Circulating T cells, natural killer (NK) cells and group 2 innate lymphoid cells (ILC2) of severe asthmapatients from the University of California Asthma Network (UCANTM) clinic, express increased levels of both IL-13 and IL-17
Monday, March 6, 2017: 2:45 PM
Rooms B303-B304 (Georgia World Congress Center, Building B)
Moyar Qing Ge, PhD, , , , , ,
Rationale: Neutrophilic inflammation and IL-17 have been implicated in the pathogenesis of severe asthma but the underlying mechanisms remain unclear. We aimed to establish the relationship between inflammatory markers of severe asthma and peripheral blood dendritic cell and lymphocyte populations and their IL-13 and IL-17 expression.

Methods: Twenty-seven patients with severe asthma all requiring asthma medications and seven non-asthmatic healthy controls were recruited from the UCANTMclinic at the University of California, Davis. Complete blood count, exhaled NO and serum IgE/IgM were investigated. Peripheral blood mononuclear cells were isolated by Ficoll-Paque PLUS and T-cell subsets, dendritic cell subsets, natural killer cells and ILC2 were analyzed by multi-color flow cytometry and compared between the patients and healthy controls.

Results: Severe asthma patients had elevated blood neutrophil counts, exhaled NO, serum IgE and IgM. In comparison with healthy controls, the number of circulating CD1c dendritic cells, CD4 T cells, NK cells and ILC2 were significantly increased (p<0.05). Further, the number of CD141 DC (implicated in activation of Th2 cells) significantly correlated with peripheral blood eosinophils (r=0.70) and CD4 T cells. Intracellular IL-13 and IL-17a expression was significantly elevated in CD4 and CD8 T cells, NK cells and ILC2.

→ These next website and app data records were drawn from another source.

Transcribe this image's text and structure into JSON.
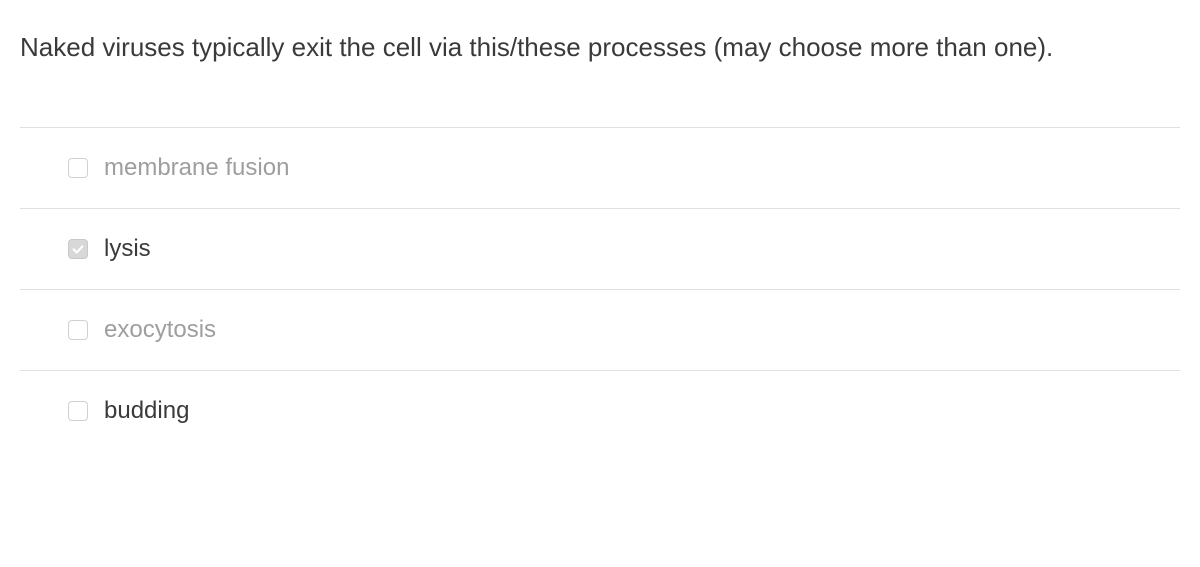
{
  "question": {
    "text": "Naked viruses typically exit the cell via this/these processes (may choose more than one)."
  },
  "options": [
    {
      "label": "membrane fusion",
      "checked": false,
      "faded": true
    },
    {
      "label": "lysis",
      "checked": true,
      "faded": false
    },
    {
      "label": "exocytosis",
      "checked": false,
      "faded": true
    },
    {
      "label": "budding",
      "checked": false,
      "faded": false
    }
  ]
}
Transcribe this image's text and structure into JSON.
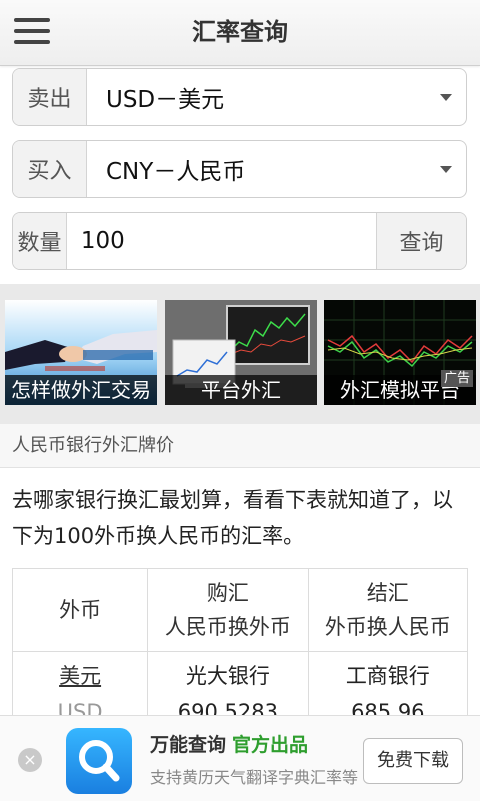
{
  "header": {
    "title": "汇率查询"
  },
  "form": {
    "sell_label": "卖出",
    "sell_value": "USD－美元",
    "buy_label": "买入",
    "buy_value": "CNY－人民币",
    "qty_label": "数量",
    "qty_value": "100",
    "query_label": "查询"
  },
  "banners": [
    {
      "caption": "怎样做外汇交易"
    },
    {
      "caption": "平台外汇"
    },
    {
      "caption": "外汇模拟平台"
    }
  ],
  "banner_ad_tag": "广告",
  "section": {
    "title": "人民币银行外汇牌价",
    "description": "去哪家银行换汇最划算，看看下表就知道了，以下为100外币换人民币的汇率。"
  },
  "table": {
    "headers": [
      {
        "line1": "外币",
        "line2": ""
      },
      {
        "line1": "购汇",
        "line2": "人民币换外币"
      },
      {
        "line1": "结汇",
        "line2": "外币换人民币"
      }
    ],
    "rows": [
      {
        "currency_name": "美元",
        "currency_code": "USD",
        "buy_bank": "光大银行",
        "buy_rate": "690.5283",
        "sell_bank": "工商银行",
        "sell_rate": "685.96"
      }
    ]
  },
  "app_ad": {
    "name": "万能查询",
    "tag": "官方出品",
    "subtitle": "支持黄历天气翻译字典汇率等",
    "download_label": "免费下载",
    "close_symbol": "×"
  },
  "colors": {
    "accent_green": "#2e9e2e",
    "app_blue": "#1a7fe0"
  }
}
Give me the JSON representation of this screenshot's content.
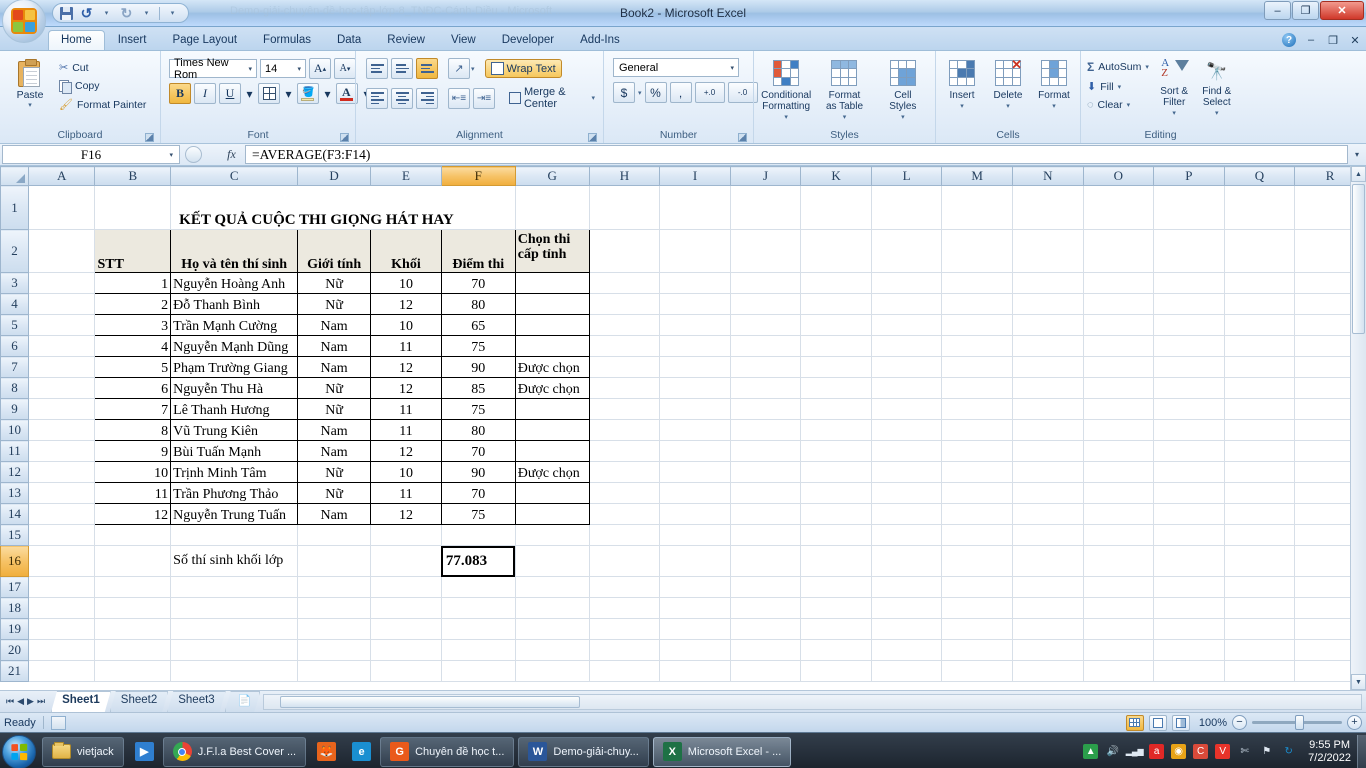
{
  "window": {
    "title": "Book2 - Microsoft Excel",
    "ghost_title": "Demo-giải-chuyên-đề-học-tập-lớp-8_TNĐC-Cánh-Diều - Microsoft ...",
    "minimize": "–",
    "restore": "❐",
    "close": "✕"
  },
  "qat": {
    "save": "save-icon",
    "undo": "↺",
    "undo_arrow": "▾",
    "redo": "↻",
    "redo_arrow": "▾",
    "customize": "▾"
  },
  "ribbon_help": {
    "help": "?",
    "minimize": "–",
    "restore": "❐",
    "close": "✕"
  },
  "tabs": [
    {
      "label": "Home",
      "active": true
    },
    {
      "label": "Insert",
      "active": false
    },
    {
      "label": "Page Layout",
      "active": false
    },
    {
      "label": "Formulas",
      "active": false
    },
    {
      "label": "Data",
      "active": false
    },
    {
      "label": "Review",
      "active": false
    },
    {
      "label": "View",
      "active": false
    },
    {
      "label": "Developer",
      "active": false
    },
    {
      "label": "Add-Ins",
      "active": false
    }
  ],
  "ribbon": {
    "clipboard": {
      "label": "Clipboard",
      "paste": "Paste",
      "paste_arrow": "▾",
      "cut": "Cut",
      "copy": "Copy",
      "format_painter": "Format Painter"
    },
    "font": {
      "label": "Font",
      "font_name": "Times New Rom",
      "font_size": "14",
      "grow_font": "A",
      "shrink_font": "A",
      "bold": "B",
      "italic": "I",
      "underline": "U",
      "borders": "▦",
      "fill_color": "A",
      "font_color": "A"
    },
    "alignment": {
      "label": "Alignment",
      "top_align": "top-align-icon",
      "middle_align": "middle-align-icon",
      "bottom_align": "bottom-align-icon",
      "orientation": "orientation-icon",
      "align_left": "align-left-icon",
      "align_center": "align-center-icon",
      "align_right": "align-right-icon",
      "decrease_indent": "decrease-indent-icon",
      "increase_indent": "increase-indent-icon",
      "wrap_text": "Wrap Text",
      "merge_center": "Merge & Center"
    },
    "number": {
      "label": "Number",
      "format": "General",
      "currency": "$",
      "percent": "%",
      "comma": ",",
      "increase_decimal": "+.0",
      "decrease_decimal": "-.0"
    },
    "styles": {
      "label": "Styles",
      "conditional_formatting": "Conditional\nFormatting",
      "conditional_formatting_l1": "Conditional",
      "conditional_formatting_l2": "Formatting",
      "format_as_table_l1": "Format",
      "format_as_table_l2": "as Table",
      "cell_styles_l1": "Cell",
      "cell_styles_l2": "Styles"
    },
    "cells": {
      "label": "Cells",
      "insert": "Insert",
      "delete": "Delete",
      "format": "Format"
    },
    "editing": {
      "label": "Editing",
      "autosum": "AutoSum",
      "autosum_sigma": "Σ",
      "fill": "Fill",
      "clear": "Clear",
      "sort_filter_l1": "Sort &",
      "sort_filter_l2": "Filter",
      "find_select_l1": "Find &",
      "find_select_l2": "Select"
    }
  },
  "formula_bar": {
    "name_box": "F16",
    "cancel": "✕",
    "enter": "✓",
    "fx": "fx",
    "formula": "=AVERAGE(F3:F14)",
    "expand": "▾"
  },
  "grid": {
    "columns": [
      "A",
      "B",
      "C",
      "D",
      "E",
      "F",
      "G",
      "H",
      "I",
      "J",
      "K",
      "L",
      "M",
      "N",
      "O",
      "P",
      "Q",
      "R"
    ],
    "selected_column": "F",
    "selected_row": "16",
    "rows": [
      "1",
      "2",
      "3",
      "4",
      "5",
      "6",
      "7",
      "8",
      "9",
      "10",
      "11",
      "12",
      "13",
      "14",
      "15",
      "16",
      "17",
      "18",
      "19",
      "20",
      "21"
    ],
    "title_cell": "KẾT QUẢ CUỘC THI GIỌNG HÁT HAY",
    "headers": [
      "STT",
      "Họ và tên thí sinh",
      "Giới tính",
      "Khối",
      "Điểm thi",
      "Chọn thi cấp tỉnh"
    ],
    "header_chon_l1": "Chọn thi",
    "header_chon_l2": "cấp tỉnh",
    "data": [
      {
        "stt": "1",
        "name": "Nguyễn Hoàng Anh",
        "gender": "Nữ",
        "khoi": "10",
        "diem": "70",
        "chon": ""
      },
      {
        "stt": "2",
        "name": "Đỗ Thanh Bình",
        "gender": "Nữ",
        "khoi": "12",
        "diem": "80",
        "chon": ""
      },
      {
        "stt": "3",
        "name": "Trần Mạnh Cường",
        "gender": "Nam",
        "khoi": "10",
        "diem": "65",
        "chon": ""
      },
      {
        "stt": "4",
        "name": "Nguyễn Mạnh Dũng",
        "gender": "Nam",
        "khoi": "11",
        "diem": "75",
        "chon": ""
      },
      {
        "stt": "5",
        "name": "Phạm Trường Giang",
        "gender": "Nam",
        "khoi": "12",
        "diem": "90",
        "chon": "Được chọn"
      },
      {
        "stt": "6",
        "name": "Nguyễn Thu Hà",
        "gender": "Nữ",
        "khoi": "12",
        "diem": "85",
        "chon": "Được chọn"
      },
      {
        "stt": "7",
        "name": "Lê Thanh Hương",
        "gender": "Nữ",
        "khoi": "11",
        "diem": "75",
        "chon": ""
      },
      {
        "stt": "8",
        "name": "Vũ Trung Kiên",
        "gender": "Nam",
        "khoi": "11",
        "diem": "80",
        "chon": ""
      },
      {
        "stt": "9",
        "name": "Bùi Tuấn Mạnh",
        "gender": "Nam",
        "khoi": "12",
        "diem": "70",
        "chon": ""
      },
      {
        "stt": "10",
        "name": "Trịnh Minh Tâm",
        "gender": "Nữ",
        "khoi": "10",
        "diem": "90",
        "chon": "Được chọn"
      },
      {
        "stt": "11",
        "name": "Trần Phương Thảo",
        "gender": "Nữ",
        "khoi": "11",
        "diem": "70",
        "chon": ""
      },
      {
        "stt": "12",
        "name": "Nguyễn Trung Tuấn",
        "gender": "Nam",
        "khoi": "12",
        "diem": "75",
        "chon": ""
      }
    ],
    "summary_label": "Số thí sinh khối lớp",
    "summary_value": "77.083"
  },
  "sheet_tabs": {
    "first": "⏮",
    "prev": "◀",
    "next": "▶",
    "last": "⏭",
    "tabs": [
      {
        "label": "Sheet1",
        "active": true
      },
      {
        "label": "Sheet2",
        "active": false
      },
      {
        "label": "Sheet3",
        "active": false
      }
    ],
    "insert_sheet": "insert-worksheet-icon"
  },
  "status_bar": {
    "state": "Ready",
    "macro_icon": "record-macro-icon",
    "view_normal": "normal-view-icon",
    "view_layout": "page-layout-view-icon",
    "view_break": "page-break-view-icon",
    "zoom": "100%",
    "zoom_out": "−",
    "zoom_in": "+"
  },
  "taskbar": {
    "start": "start-button",
    "items": [
      {
        "label": "vietjack",
        "icon": "folder-icon",
        "active": false,
        "plain": false
      },
      {
        "label": "",
        "icon": "media-player-icon",
        "active": false,
        "plain": true
      },
      {
        "label": "J.F.l.a Best Cover ...",
        "icon": "chrome-icon",
        "active": false,
        "plain": false
      },
      {
        "label": "",
        "icon": "firefox-icon",
        "active": false,
        "plain": true
      },
      {
        "label": "",
        "icon": "internet-explorer-icon",
        "active": false,
        "plain": true
      },
      {
        "label": "Chuyên đề học t...",
        "icon": "pdf-icon",
        "active": false,
        "plain": false
      },
      {
        "label": "Demo-giải-chuy...",
        "icon": "word-icon",
        "active": false,
        "plain": false
      },
      {
        "label": "Microsoft Excel - ...",
        "icon": "excel-icon",
        "active": true,
        "plain": false
      }
    ],
    "tray": [
      {
        "name": "google-drive-icon",
        "glyph": "▲",
        "color": "#2b9e4b"
      },
      {
        "name": "volume-icon",
        "glyph": "🔊",
        "color": "#dfe8f2"
      },
      {
        "name": "network-icon",
        "glyph": "▂▄▆",
        "color": "#dfe8f2"
      },
      {
        "name": "avira-icon",
        "glyph": "a",
        "color": "#e02826"
      },
      {
        "name": "idm-icon",
        "glyph": "◉",
        "color": "#e8a317"
      },
      {
        "name": "ccleaner-icon",
        "glyph": "C",
        "color": "#d94a3a"
      },
      {
        "name": "vnpt-icon",
        "glyph": "V",
        "color": "#e8332a"
      },
      {
        "name": "unikey-icon",
        "glyph": "✄",
        "color": "#c9d6e2"
      },
      {
        "name": "action-center-icon",
        "glyph": "⚑",
        "color": "#dfe8f2"
      },
      {
        "name": "teamviewer-icon",
        "glyph": "↻",
        "color": "#1a8fd1"
      }
    ],
    "time": "9:55 PM",
    "date": "7/2/2022"
  }
}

Conclusions: We showed for the first time the presence of ILC2 producing both IL-13 and IL-17, in the peripheral blood of severe asthma patients. Our data also support that increased IL-17 expression may contribute to the elevated neutrophil count we observed in severe asthma patients.